___ Material shown
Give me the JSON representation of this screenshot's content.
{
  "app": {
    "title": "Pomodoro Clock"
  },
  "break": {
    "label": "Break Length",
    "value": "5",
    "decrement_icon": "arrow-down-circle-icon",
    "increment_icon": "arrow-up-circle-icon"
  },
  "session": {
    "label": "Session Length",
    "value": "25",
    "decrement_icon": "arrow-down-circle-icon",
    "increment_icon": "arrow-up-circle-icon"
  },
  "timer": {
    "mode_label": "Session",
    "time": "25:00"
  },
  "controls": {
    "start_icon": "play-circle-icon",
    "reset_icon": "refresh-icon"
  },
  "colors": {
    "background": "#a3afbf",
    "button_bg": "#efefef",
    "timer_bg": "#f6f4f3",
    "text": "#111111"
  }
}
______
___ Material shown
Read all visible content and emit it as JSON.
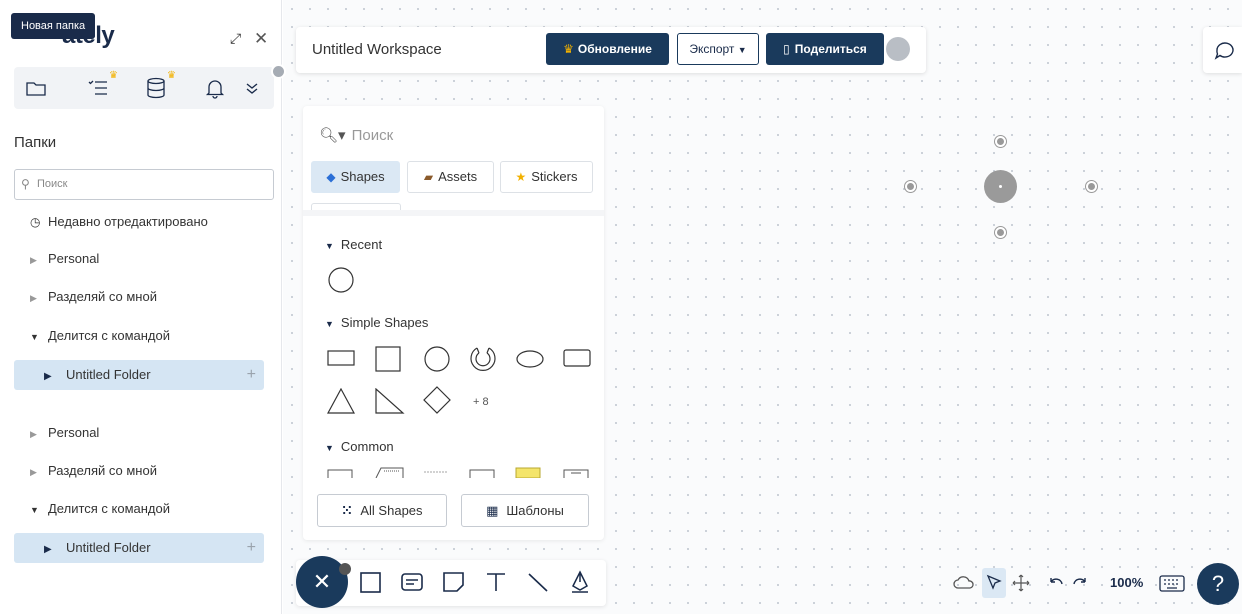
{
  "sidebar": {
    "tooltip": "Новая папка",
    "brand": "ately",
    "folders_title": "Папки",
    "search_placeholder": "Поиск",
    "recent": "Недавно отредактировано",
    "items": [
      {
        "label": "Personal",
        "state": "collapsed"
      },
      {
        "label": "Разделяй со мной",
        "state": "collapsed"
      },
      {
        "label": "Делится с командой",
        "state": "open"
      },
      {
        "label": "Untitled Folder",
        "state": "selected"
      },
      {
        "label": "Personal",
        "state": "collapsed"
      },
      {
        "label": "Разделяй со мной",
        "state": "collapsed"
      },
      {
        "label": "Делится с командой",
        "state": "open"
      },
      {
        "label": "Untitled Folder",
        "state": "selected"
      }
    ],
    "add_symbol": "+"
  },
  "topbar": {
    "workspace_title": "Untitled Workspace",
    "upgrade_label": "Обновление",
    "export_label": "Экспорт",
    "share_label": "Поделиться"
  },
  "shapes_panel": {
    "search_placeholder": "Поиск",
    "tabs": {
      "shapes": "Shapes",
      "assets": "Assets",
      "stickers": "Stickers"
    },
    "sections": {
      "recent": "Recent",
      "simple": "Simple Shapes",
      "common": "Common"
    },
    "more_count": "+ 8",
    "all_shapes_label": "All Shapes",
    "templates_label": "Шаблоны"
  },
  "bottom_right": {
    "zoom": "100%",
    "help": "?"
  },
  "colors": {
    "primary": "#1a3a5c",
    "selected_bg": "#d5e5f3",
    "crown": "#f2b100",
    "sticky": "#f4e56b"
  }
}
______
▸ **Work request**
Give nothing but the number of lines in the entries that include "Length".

▸ **Task result**
2